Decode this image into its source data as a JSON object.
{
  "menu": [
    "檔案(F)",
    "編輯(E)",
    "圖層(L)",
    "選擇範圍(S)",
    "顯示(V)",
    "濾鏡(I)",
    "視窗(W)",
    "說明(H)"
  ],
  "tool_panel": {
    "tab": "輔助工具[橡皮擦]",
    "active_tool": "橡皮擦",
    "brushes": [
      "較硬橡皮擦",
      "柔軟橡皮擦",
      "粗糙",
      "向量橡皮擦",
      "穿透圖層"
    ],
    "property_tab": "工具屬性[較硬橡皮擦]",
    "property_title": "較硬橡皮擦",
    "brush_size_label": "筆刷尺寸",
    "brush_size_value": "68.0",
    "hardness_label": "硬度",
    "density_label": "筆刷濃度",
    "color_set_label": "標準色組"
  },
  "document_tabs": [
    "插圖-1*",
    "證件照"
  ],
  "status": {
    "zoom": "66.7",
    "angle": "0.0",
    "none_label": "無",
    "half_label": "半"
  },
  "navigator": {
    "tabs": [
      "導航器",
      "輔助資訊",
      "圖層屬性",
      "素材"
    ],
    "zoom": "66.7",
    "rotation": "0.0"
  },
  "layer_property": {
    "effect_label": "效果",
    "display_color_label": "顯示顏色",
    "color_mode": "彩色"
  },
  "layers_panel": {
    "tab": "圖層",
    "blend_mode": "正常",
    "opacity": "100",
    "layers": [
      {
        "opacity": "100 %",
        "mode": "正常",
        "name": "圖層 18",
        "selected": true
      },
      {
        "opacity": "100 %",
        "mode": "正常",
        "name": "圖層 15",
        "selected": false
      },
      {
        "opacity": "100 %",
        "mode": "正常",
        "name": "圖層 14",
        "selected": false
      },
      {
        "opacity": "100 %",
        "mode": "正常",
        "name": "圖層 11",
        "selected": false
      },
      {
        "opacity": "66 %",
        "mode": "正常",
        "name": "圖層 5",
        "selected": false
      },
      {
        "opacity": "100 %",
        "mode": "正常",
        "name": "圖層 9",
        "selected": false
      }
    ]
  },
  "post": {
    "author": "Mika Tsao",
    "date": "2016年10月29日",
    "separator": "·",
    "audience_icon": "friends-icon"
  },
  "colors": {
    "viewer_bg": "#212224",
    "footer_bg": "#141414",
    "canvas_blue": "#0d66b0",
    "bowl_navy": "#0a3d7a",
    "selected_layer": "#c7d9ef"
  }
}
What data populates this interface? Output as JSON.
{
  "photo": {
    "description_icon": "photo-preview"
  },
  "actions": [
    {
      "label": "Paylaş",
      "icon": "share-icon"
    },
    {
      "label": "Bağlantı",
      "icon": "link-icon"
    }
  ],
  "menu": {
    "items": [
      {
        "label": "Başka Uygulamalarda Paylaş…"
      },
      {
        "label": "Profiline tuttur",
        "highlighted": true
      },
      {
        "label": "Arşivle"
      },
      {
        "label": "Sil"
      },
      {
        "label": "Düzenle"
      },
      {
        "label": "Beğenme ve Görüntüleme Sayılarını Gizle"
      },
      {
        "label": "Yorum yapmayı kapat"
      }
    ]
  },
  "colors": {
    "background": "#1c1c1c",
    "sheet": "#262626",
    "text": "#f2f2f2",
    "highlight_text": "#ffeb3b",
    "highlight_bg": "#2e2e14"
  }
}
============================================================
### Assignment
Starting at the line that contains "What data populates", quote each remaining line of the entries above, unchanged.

### Exercise result
What data populates this interface? Output as JSON.
{
  "photo": {
    "description_icon": "photo-preview"
  },
  "actions": [
    {
      "label": "Paylaş",
      "icon": "share-icon"
    },
    {
      "label": "Bağlantı",
      "icon": "link-icon"
    }
  ],
  "menu": {
    "items": [
      {
        "label": "Başka Uygulamalarda Paylaş…"
      },
      {
        "label": "Profiline tuttur",
        "highlighted": true
      },
      {
        "label": "Arşivle"
      },
      {
        "label": "Sil"
      },
      {
        "label": "Düzenle"
      },
      {
        "label": "Beğenme ve Görüntüleme Sayılarını Gizle"
      },
      {
        "label": "Yorum yapmayı kapat"
      }
    ]
  },
  "colors": {
    "background": "#1c1c1c",
    "sheet": "#262626",
    "text": "#f2f2f2",
    "highlight_text": "#ffeb3b",
    "highlight_bg": "#2e2e14"
  }
}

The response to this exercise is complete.